ca′su·is′ti·cal·ly adv.

cas•u•is•tic

(ˌkæʒ uˈɪs tɪk)

also cas`u•is′ti•cal,

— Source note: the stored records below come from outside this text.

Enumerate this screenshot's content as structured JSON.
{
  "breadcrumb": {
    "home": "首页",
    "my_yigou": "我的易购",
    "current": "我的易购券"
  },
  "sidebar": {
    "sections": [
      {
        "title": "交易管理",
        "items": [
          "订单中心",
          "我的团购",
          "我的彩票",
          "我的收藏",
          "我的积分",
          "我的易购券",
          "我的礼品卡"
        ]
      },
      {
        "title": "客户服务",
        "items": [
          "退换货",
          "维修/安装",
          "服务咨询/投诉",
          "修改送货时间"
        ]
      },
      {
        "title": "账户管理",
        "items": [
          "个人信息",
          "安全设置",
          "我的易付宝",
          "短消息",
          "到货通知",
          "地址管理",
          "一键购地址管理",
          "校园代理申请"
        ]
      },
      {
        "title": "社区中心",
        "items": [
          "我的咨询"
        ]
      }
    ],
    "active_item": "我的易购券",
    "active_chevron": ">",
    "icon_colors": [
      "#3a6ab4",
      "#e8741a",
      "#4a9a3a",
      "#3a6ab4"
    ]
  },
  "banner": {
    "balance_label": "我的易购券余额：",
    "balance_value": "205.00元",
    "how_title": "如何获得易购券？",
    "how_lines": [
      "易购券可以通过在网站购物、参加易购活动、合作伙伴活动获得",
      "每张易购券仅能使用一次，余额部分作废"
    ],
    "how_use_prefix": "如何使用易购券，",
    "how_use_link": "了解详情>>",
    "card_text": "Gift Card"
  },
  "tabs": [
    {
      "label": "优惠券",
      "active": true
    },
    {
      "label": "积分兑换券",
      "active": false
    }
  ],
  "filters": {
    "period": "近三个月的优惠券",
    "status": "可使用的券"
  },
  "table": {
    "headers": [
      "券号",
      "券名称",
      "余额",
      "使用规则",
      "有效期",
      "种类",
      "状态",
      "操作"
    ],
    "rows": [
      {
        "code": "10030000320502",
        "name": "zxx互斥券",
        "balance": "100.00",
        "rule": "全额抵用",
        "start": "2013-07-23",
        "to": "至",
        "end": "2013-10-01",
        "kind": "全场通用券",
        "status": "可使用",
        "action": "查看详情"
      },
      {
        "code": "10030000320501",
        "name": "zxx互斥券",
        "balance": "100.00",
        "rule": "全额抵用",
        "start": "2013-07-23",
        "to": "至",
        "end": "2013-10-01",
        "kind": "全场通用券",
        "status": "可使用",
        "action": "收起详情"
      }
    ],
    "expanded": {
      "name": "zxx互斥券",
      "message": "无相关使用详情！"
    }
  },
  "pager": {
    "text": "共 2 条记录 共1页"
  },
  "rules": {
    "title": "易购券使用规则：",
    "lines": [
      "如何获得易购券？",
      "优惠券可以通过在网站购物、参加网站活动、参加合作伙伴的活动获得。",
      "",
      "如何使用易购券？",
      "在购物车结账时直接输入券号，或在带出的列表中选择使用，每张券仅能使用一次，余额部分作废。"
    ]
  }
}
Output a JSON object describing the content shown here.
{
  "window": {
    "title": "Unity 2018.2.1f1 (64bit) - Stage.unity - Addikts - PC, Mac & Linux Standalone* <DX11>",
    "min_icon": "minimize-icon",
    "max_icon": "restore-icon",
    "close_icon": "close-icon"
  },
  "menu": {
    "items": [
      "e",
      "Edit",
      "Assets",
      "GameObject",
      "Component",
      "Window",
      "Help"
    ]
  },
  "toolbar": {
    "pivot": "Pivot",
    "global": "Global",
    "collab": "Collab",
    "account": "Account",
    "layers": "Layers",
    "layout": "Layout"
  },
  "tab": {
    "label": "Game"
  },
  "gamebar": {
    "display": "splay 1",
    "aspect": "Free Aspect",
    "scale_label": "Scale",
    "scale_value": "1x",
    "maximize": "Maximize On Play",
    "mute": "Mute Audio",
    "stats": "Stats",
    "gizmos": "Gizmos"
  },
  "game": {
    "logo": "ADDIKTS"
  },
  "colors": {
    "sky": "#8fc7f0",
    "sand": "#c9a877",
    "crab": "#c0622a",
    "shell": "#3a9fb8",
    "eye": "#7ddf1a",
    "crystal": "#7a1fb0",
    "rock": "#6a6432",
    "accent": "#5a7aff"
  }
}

adj.
1. pertaining to casuists or casuistry.
2. oversubtle; intellectually dishonest; sophistical.
[1650–60]
cas`u•is′ti•cal•ly, adv.
ThesaurusAntonymsRelated WordsSynonymsLegend:
Adj.1.casuistic - of or relating to or practicing casuistry; "overly subtle casuistic reasoning"
2.casuistic - of or relating to the use of ethical principles to resolve moral problems
Translations
References in periodicals archive ?
The MBA, however, does not casuistically teach a list of what you may and may not do.
The existence of such situations where the meaning of the norm is entangled in ambiguous terminology determines the Judge to casuistically interpret equivocal concepts (cf.
So, it is not unreasonable to think that in the roots of these changes lies the concern to delimit, almost casuistically, the terms of Portugal's contribution to the Union's building.
17) It marks only this: that philosophical contemplation on the economy has today become something totally different from a variant of the "applied ethics" with which general moral principles are confronted more or less casuistically with decision-situations taken from life.
The availability of restitution is explored casuistically, via the examination of a range of contextual factors that differ from situation to situation.
Deuteronomy 24:1, which is written casuistically, permits the husband to divorce her for this.
For Sir William Cornwallis, writing in Montaigne's idiom, even Richard III could be casuistically exonerated.
First, deputies generally agreed that excluding the relatives of emigres from voting or holding elected office contravened the constitution, even though a majority casuistically defended the measure by arguing "that an apparent breach can sometimes conform to its spirit and be necessary for its defense," and so reduced application of this law strictly to emigres and their relatives.
No court in this country would protect a government employee who adopted one of the outlandish stances that Judge Kozinski so casuistically suggests.
Such flabby contemporary thought now hails him for having been social or progressive, casuistically combining capitalism and socialism and defending liberty until it needs to be attacked.